DEVELOPER deteriorates rapidly when made up in quantities. Some of us have occasion to use only a small amount at a time and still wish to buy the prepared form that comes in a double can. The following table will be found convenient for making up small portions of the solution.
IN hypersensitizing film with mercury, it is often difficult to find a non-metallic container that is light-proof. The container must be nonmetallic since the mercury vapor reacts chemically on most metals, and the film must remain in the vapor for from 24 hours to a week.
CIGARETTE tins, the so-called “flat fifties,” are quite useful, and the photographer would do well to collect them. For storing negatives and prints they have almost no equal. A label can readily he affixed to the top, concealing the advertising.

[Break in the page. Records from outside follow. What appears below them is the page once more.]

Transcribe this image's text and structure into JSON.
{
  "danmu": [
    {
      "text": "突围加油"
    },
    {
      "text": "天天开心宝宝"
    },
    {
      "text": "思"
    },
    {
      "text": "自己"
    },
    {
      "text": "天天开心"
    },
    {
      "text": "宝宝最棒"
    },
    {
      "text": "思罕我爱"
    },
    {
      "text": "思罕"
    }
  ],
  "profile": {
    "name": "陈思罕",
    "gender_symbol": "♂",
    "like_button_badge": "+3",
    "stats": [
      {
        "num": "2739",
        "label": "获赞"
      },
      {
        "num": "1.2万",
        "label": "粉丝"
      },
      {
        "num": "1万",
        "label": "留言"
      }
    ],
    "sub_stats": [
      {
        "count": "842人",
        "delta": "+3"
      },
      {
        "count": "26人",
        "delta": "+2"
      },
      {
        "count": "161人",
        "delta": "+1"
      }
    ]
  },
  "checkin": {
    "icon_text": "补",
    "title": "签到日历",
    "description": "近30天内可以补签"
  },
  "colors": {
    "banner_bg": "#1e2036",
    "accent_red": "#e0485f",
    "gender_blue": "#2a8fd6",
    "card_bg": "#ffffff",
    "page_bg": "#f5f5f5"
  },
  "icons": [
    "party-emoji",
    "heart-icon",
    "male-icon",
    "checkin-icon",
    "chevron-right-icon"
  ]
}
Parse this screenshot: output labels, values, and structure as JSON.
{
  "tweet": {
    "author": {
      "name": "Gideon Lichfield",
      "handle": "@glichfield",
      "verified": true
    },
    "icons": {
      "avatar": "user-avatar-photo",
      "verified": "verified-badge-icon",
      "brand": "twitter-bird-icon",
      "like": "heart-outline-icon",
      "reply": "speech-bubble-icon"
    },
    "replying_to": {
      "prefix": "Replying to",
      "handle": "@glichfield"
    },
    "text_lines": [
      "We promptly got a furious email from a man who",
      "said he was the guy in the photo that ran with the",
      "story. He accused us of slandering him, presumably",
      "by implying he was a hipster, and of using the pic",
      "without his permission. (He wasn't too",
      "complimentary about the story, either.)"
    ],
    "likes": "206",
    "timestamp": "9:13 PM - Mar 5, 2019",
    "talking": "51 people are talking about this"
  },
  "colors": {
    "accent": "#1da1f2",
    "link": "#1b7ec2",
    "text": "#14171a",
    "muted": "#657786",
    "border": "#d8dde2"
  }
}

APIECE of ordinary cellophane when crushed and restretched in an embroidery hoop serves as an efficient diffuser in printing by projection, or in photographic lighting. Held in front of the enlarger’s lens, either steady or with any directiona1 movement (the amount of diffusion is thus governed) it renders a pleasing soft-focus effect different than the kind achieved when using silk screens, glass diffusers, or what have you.
PHOTOGRAPHERS who buy their hypo and other much used chemicals in bulk, very often have a difficult time weighing large quantities on their small scales. Since the scale pan will hold only about a quarter of a pound at a time, the chemical must be weighed out in such small amounts.
COLOR PHOTOGRAPHY FOR BEGINNERS by R. M. Fanstone, A.R.P.S. Published by Camera Craft Publishing Co. Cloth bound, 7¼x4½, 136 pages, color illustrations, $1.50. This volume is written expressly for the beginner in color photography and deals with the subject of natural color films and plates.
I HAVE noticed that many amateurs have difficulty in drying doubleweight glossy prints on ferrotype tins. As a profesisonal I can give them this tip. The drying cannot be hurried or the prints will come off of the tins with ringlike or “oyster shell” marks.
ALMOST all pictures are improved by white borders around the edges. As adjustable border masking devices are rather expensive I made my own by running adhesive tape around the edges of a piece of glass. Glasses of the correct sizes, such as four by five, five by seven, eight by ten, etc., may be obtained from old picture frames.
AGREAT many portrait makers like myself have cameras which focus by scale. Very often they are caught short without a means of measuring the distance from camera to subject, and resort to guessing which usually results in outof-focus pictures.
ALTHOUGH water is cheap, there is no need for the amateur to use great quantities of it every time he washes the little batch of two or three prints he is ever making. The trick is to increase the force of the water by decreasing the size of the outlet.
READERS who are saving the Amateur Movie Film Chart which appeared in the July issue will be interested in the following additions and corrections. Under Gevaert films should be added their 16mm. Negative Panchro Super Sensitive film, an extra fast full-scale pan emulsion supplied in 100 ft. daylight loading rolls, processing extra.
IF you make your contact prints on glossy paper and do not have either a print roller or wash ringer, here’s a good method for removing the excess water from the prints after they are placed on the ferrotype tin. First lay a sheet of white blotter on the tin, then roll over it with an ordinary rolling pin.
THE following rules which have become so axiomatic in the practice of amateur photography will help many a conscientious amateur in pursuing his hobby. 1. Expose for the shadows or those parts of the subject in which you wish to record detail.